To celebrate the reading which celebrates the career of Will Rowe on the eve of his retirement from Birkbeck college and the Contemporary Poetics Research Centre, Veer books, of which Will is one of the founders, have published a remarkable anthology of original work dedicated to Will and his achievements. The poets include Bruce Andrews, Allen Fisher, Peter Jaeger, Alan Halsey, Geraldine Monk, Sean Bonney, Maggie O'Sullivan, and many others, and my work, written specifically for Will, found, pictured, below. Go here and email them and buy a copy! http://www.veerbooks.com/

Will Rowe - the pre-eminent British Vanguard critic of the latter 20th century

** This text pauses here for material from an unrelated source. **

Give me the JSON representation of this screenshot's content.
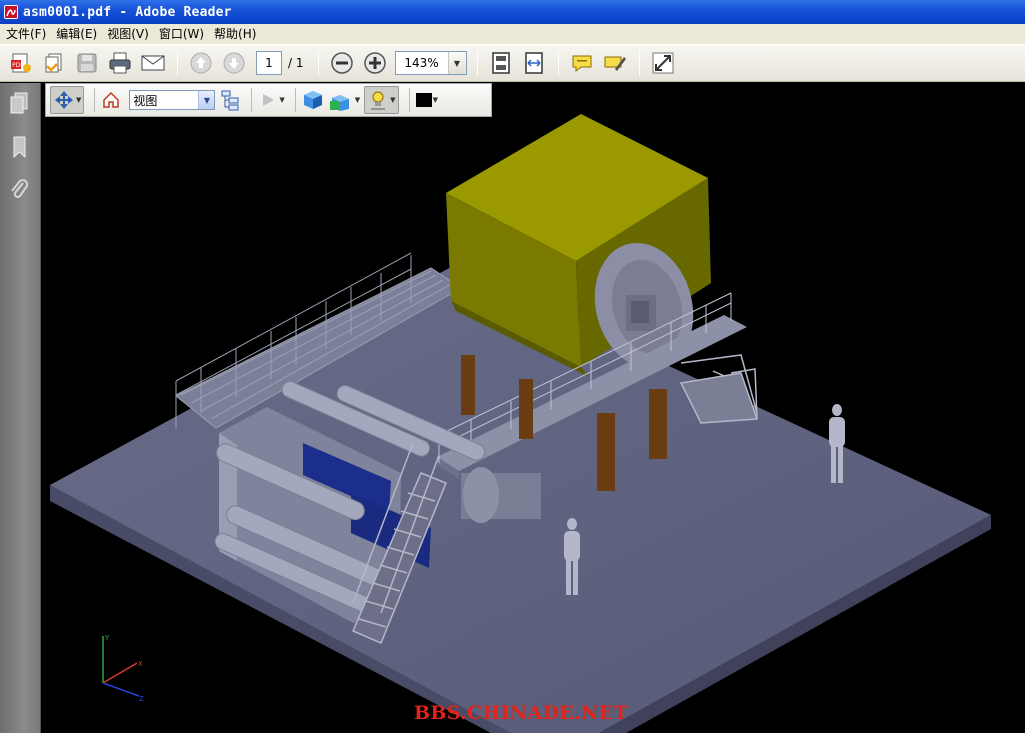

I have the great privilege of being associated with Will Rowe in a number of ways. He edited my book Fights for Veer, he was pivotal in my early involvement with the Writers forum and he is my doctoral supervisor. I am perhaps biased when calling him the most considerable scholar of the avant garde in this country of the last half century, eye to eye with Eric Mottram. As Stephen Watts said so eloquently at this event, held for Will's retirement, and absolutely packed to the rafters with admirers, friends, colleagues, well wishers and some of the best poets of his generation and the two or three following, Will is the consummate witness - never disturbing the integrity of his subjects, the great avant gardists of our time, but complimenting them, growing an understanding of their work and their selves, always alongside. Integrity is the word I would associate with Will, integrity and responsibility. Will's vast career is a testament to a life spent in pursuit of an ideal, and one which has been wholly successful. It is humbling to be before it, so very much aware my own piffling journey is just
beginning. This was a great evening. A day of talks were rounded off with a three hour reading session which featured some of the finest and warmest and most intense readings I've witnessed. Often I believe the London avant garde community has elements of stand offishness which can create unfortunately tapered atmospheres, but not on this day, so far away was that feeling of defence. This was all about celebration, about a genuine feeling of respect. Sean Bonney, Martin Bakero, Carol Watts were just a few whose variant styles and performances genuinely captivated everyone. It was delightful to see people come from around the globe to celebrate Will and his work, and all the more so that we could all share it in one place at one time, in an environment that truly represented his achievement.